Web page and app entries
BEGIN

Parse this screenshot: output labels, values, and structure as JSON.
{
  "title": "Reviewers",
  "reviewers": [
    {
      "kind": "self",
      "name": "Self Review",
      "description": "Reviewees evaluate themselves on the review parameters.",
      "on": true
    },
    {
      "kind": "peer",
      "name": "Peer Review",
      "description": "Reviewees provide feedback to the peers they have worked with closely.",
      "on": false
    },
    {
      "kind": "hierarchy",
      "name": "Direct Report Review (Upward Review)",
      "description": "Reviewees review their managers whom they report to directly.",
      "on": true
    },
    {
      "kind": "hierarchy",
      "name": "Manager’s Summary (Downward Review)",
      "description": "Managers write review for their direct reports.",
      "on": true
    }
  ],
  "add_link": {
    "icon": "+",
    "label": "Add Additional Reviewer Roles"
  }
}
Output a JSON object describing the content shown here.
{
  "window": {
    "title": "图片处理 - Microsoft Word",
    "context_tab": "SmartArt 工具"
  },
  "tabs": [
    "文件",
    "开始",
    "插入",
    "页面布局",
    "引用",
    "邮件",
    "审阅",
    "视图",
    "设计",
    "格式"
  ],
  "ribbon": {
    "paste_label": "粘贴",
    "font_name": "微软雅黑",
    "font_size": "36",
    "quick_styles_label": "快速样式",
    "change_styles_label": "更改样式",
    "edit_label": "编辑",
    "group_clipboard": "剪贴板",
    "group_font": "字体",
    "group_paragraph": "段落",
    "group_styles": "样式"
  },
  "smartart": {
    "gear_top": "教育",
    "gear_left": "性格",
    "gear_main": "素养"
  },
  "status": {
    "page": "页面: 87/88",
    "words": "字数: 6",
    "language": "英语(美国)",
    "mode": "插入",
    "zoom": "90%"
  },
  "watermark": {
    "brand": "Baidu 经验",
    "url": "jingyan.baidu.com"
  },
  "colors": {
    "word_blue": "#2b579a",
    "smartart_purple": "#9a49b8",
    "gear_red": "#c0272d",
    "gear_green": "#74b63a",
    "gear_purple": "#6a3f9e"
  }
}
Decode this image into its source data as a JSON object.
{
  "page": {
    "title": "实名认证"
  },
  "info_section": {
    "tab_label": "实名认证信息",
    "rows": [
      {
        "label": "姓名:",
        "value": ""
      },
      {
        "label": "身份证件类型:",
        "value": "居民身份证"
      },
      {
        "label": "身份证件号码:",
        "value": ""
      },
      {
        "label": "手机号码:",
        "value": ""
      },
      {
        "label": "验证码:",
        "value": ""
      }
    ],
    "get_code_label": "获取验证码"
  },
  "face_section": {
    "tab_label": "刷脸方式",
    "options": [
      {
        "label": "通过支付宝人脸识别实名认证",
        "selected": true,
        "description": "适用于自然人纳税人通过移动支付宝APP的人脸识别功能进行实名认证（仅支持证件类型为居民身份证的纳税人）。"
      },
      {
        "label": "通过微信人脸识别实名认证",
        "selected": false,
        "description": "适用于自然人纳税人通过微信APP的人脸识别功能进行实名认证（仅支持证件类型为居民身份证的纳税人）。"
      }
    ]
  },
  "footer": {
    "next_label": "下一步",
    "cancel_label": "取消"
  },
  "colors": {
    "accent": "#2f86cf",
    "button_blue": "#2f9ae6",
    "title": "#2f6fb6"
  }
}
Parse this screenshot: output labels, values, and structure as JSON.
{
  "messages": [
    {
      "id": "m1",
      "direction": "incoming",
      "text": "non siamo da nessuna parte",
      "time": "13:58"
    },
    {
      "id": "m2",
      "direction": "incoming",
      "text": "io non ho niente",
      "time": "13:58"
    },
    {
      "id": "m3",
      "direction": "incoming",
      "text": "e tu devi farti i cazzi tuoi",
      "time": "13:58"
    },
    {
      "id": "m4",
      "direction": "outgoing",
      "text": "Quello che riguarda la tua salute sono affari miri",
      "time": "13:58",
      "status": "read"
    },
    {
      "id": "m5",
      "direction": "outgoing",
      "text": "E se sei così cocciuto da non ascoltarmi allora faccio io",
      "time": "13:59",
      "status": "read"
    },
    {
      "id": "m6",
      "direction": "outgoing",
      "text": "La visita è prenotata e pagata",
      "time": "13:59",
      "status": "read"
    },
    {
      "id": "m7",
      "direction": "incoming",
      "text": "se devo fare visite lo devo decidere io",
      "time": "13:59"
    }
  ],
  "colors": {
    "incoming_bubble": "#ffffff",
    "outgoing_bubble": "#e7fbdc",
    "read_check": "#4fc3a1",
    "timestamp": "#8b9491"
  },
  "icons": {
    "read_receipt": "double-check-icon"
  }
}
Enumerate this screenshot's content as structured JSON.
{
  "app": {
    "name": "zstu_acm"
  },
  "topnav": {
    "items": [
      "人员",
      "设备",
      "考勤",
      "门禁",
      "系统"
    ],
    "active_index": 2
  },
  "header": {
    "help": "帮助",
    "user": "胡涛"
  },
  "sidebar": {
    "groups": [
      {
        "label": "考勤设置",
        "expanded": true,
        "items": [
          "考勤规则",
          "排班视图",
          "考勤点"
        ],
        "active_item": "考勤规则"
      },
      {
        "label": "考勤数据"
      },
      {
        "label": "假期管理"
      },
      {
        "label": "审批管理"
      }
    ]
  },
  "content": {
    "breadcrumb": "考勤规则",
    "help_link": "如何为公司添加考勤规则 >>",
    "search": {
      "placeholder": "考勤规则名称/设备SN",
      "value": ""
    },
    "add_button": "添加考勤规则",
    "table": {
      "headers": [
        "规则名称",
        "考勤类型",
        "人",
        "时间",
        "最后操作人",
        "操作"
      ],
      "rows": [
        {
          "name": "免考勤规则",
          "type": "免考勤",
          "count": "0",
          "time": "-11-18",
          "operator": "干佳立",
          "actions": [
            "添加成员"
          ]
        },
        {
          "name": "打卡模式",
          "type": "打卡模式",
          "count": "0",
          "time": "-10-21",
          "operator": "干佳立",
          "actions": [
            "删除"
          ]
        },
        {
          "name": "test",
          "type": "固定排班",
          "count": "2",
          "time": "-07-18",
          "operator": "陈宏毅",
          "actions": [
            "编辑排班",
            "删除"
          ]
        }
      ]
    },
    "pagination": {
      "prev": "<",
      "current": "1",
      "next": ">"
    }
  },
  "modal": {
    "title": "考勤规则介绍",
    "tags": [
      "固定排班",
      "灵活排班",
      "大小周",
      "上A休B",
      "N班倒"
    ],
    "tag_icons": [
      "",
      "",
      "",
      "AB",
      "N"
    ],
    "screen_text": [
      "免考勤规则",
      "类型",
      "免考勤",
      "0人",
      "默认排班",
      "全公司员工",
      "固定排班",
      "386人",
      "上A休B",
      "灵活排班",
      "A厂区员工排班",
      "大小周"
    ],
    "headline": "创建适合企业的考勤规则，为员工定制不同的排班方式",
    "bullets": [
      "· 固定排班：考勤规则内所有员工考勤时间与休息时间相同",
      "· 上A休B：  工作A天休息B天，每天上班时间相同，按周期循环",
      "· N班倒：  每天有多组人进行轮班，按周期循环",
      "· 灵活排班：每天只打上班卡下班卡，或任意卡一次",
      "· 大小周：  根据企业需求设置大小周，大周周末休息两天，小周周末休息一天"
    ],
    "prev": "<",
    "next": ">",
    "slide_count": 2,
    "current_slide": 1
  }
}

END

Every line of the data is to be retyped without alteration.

The answer:
Parse this screenshot: output labels, values, and structure as JSON.
{
  "title": "Reviewers",
  "reviewers": [
    {
      "kind": "self",
      "name": "Self Review",
      "description": "Reviewees evaluate themselves on the review parameters.",
      "on": true
    },
    {
      "kind": "peer",
      "name": "Peer Review",
      "description": "Reviewees provide feedback to the peers they have worked with closely.",
      "on": false
    },
    {
      "kind": "hierarchy",
      "name": "Direct Report Review (Upward Review)",
      "description": "Reviewees review their managers whom they report to directly.",
      "on": true
    },
    {
      "kind": "hierarchy",
      "name": "Manager’s Summary (Downward Review)",
      "description": "Managers write review for their direct reports.",
      "on": true
    }
  ],
  "add_link": {
    "icon": "+",
    "label": "Add Additional Reviewer Roles"
  }
}
Output a JSON object describing the content shown here.
{
  "window": {
    "title": "图片处理 - Microsoft Word",
    "context_tab": "SmartArt 工具"
  },
  "tabs": [
    "文件",
    "开始",
    "插入",
    "页面布局",
    "引用",
    "邮件",
    "审阅",
    "视图",
    "设计",
    "格式"
  ],
  "ribbon": {
    "paste_label": "粘贴",
    "font_name": "微软雅黑",
    "font_size": "36",
    "quick_styles_label": "快速样式",
    "change_styles_label": "更改样式",
    "edit_label": "编辑",
    "group_clipboard": "剪贴板",
    "group_font": "字体",
    "group_paragraph": "段落",
    "group_styles": "样式"
  },
  "smartart": {
    "gear_top": "教育",
    "gear_left": "性格",
    "gear_main": "素养"
  },
  "status": {
    "page": "页面: 87/88",
    "words": "字数: 6",
    "language": "英语(美国)",
    "mode": "插入",
    "zoom": "90%"
  },
  "watermark": {
    "brand": "Baidu 经验",
    "url": "jingyan.baidu.com"
  },
  "colors": {
    "word_blue": "#2b579a",
    "smartart_purple": "#9a49b8",
    "gear_red": "#c0272d",
    "gear_green": "#74b63a",
    "gear_purple": "#6a3f9e"
  }
}
Decode this image into its source data as a JSON object.
{
  "page": {
    "title": "实名认证"
  },
  "info_section": {
    "tab_label": "实名认证信息",
    "rows": [
      {
        "label": "姓名:",
        "value": ""
      },
      {
        "label": "身份证件类型:",
        "value": "居民身份证"
      },
      {
        "label": "身份证件号码:",
        "value": ""
      },
      {
        "label": "手机号码:",
        "value": ""
      },
      {
        "label": "验证码:",
        "value": ""
      }
    ],
    "get_code_label": "获取验证码"
  },
  "face_section": {
    "tab_label": "刷脸方式",
    "options": [
      {
        "label": "通过支付宝人脸识别实名认证",
        "selected": true,
        "description": "适用于自然人纳税人通过移动支付宝APP的人脸识别功能进行实名认证（仅支持证件类型为居民身份证的纳税人）。"
      },
      {
        "label": "通过微信人脸识别实名认证",
        "selected": false,
        "description": "适用于自然人纳税人通过微信APP的人脸识别功能进行实名认证（仅支持证件类型为居民身份证的纳税人）。"
      }
    ]
  },
  "footer": {
    "next_label": "下一步",
    "cancel_label": "取消"
  },
  "colors": {
    "accent": "#2f86cf",
    "button_blue": "#2f9ae6",
    "title": "#2f6fb6"
  }
}
Parse this screenshot: output labels, values, and structure as JSON.
{
  "messages": [
    {
      "id": "m1",
      "direction": "incoming",
      "text": "non siamo da nessuna parte",
      "time": "13:58"
    },
    {
      "id": "m2",
      "direction": "incoming",
      "text": "io non ho niente",
      "time": "13:58"
    },
    {
      "id": "m3",
      "direction": "incoming",
      "text": "e tu devi farti i cazzi tuoi",
      "time": "13:58"
    },
    {
      "id": "m4",
      "direction": "outgoing",
      "text": "Quello che riguarda la tua salute sono affari miri",
      "time": "13:58",
      "status": "read"
    },
    {
      "id": "m5",
      "direction": "outgoing",
      "text": "E se sei così cocciuto da non ascoltarmi allora faccio io",
      "time": "13:59",
      "status": "read"
    },
    {
      "id": "m6",
      "direction": "outgoing",
      "text": "La visita è prenotata e pagata",
      "time": "13:59",
      "status": "read"
    },
    {
      "id": "m7",
      "direction": "incoming",
      "text": "se devo fare visite lo devo decidere io",
      "time": "13:59"
    }
  ],
  "colors": {
    "incoming_bubble": "#ffffff",
    "outgoing_bubble": "#e7fbdc",
    "read_check": "#4fc3a1",
    "timestamp": "#8b9491"
  },
  "icons": {
    "read_receipt": "double-check-icon"
  }
}
Enumerate this screenshot's content as structured JSON.
{
  "app": {
    "name": "zstu_acm"
  },
  "topnav": {
    "items": [
      "人员",
      "设备",
      "考勤",
      "门禁",
      "系统"
    ],
    "active_index": 2
  },
  "header": {
    "help": "帮助",
    "user": "胡涛"
  },
  "sidebar": {
    "groups": [
      {
        "label": "考勤设置",
        "expanded": true,
        "items": [
          "考勤规则",
          "排班视图",
          "考勤点"
        ],
        "active_item": "考勤规则"
      },
      {
        "label": "考勤数据"
      },
      {
        "label": "假期管理"
      },
      {
        "label": "审批管理"
      }
    ]
  },
  "content": {
    "breadcrumb": "考勤规则",
    "help_link": "如何为公司添加考勤规则 >>",
    "search": {
      "placeholder": "考勤规则名称/设备SN",
      "value": ""
    },
    "add_button": "添加考勤规则",
    "table": {
      "headers": [
        "规则名称",
        "考勤类型",
        "人",
        "时间",
        "最后操作人",
        "操作"
      ],
      "rows": [
        {
          "name": "免考勤规则",
          "type": "免考勤",
          "count": "0",
          "time": "-11-18",
          "operator": "干佳立",
          "actions": [
            "添加成员"
          ]
        },
        {
          "name": "打卡模式",
          "type": "打卡模式",
          "count": "0",
          "time": "-10-21",
          "operator": "干佳立",
          "actions": [
            "删除"
          ]
        },
        {
          "name": "test",
          "type": "固定排班",
          "count": "2",
          "time": "-07-18",
          "operator": "陈宏毅",
          "actions": [
            "编辑排班",
            "删除"
          ]
        }
      ]
    },
    "pagination": {
      "prev": "<",
      "current": "1",
      "next": ">"
    }
  },
  "modal": {
    "title": "考勤规则介绍",
    "tags": [
      "固定排班",
      "灵活排班",
      "大小周",
      "上A休B",
      "N班倒"
    ],
    "tag_icons": [
      "",
      "",
      "",
      "AB",
      "N"
    ],
    "screen_text": [
      "免考勤规则",
      "类型",
      "免考勤",
      "0人",
      "默认排班",
      "全公司员工",
      "固定排班",
      "386人",
      "上A休B",
      "灵活排班",
      "A厂区员工排班",
      "大小周"
    ],
    "headline": "创建适合企业的考勤规则，为员工定制不同的排班方式",
    "bullets": [
      "· 固定排班：考勤规则内所有员工考勤时间与休息时间相同",
      "· 上A休B：  工作A天休息B天，每天上班时间相同，按周期循环",
      "· N班倒：  每天有多组人进行轮班，按周期循环",
      "· 灵活排班：每天只打上班卡下班卡，或任意卡一次",
      "· 大小周：  根据企业需求设置大小周，大周周末休息两天，小周周末休息一天"
    ],
    "prev": "<",
    "next": ">",
    "slide_count": 2,
    "current_slide": 1
  }
}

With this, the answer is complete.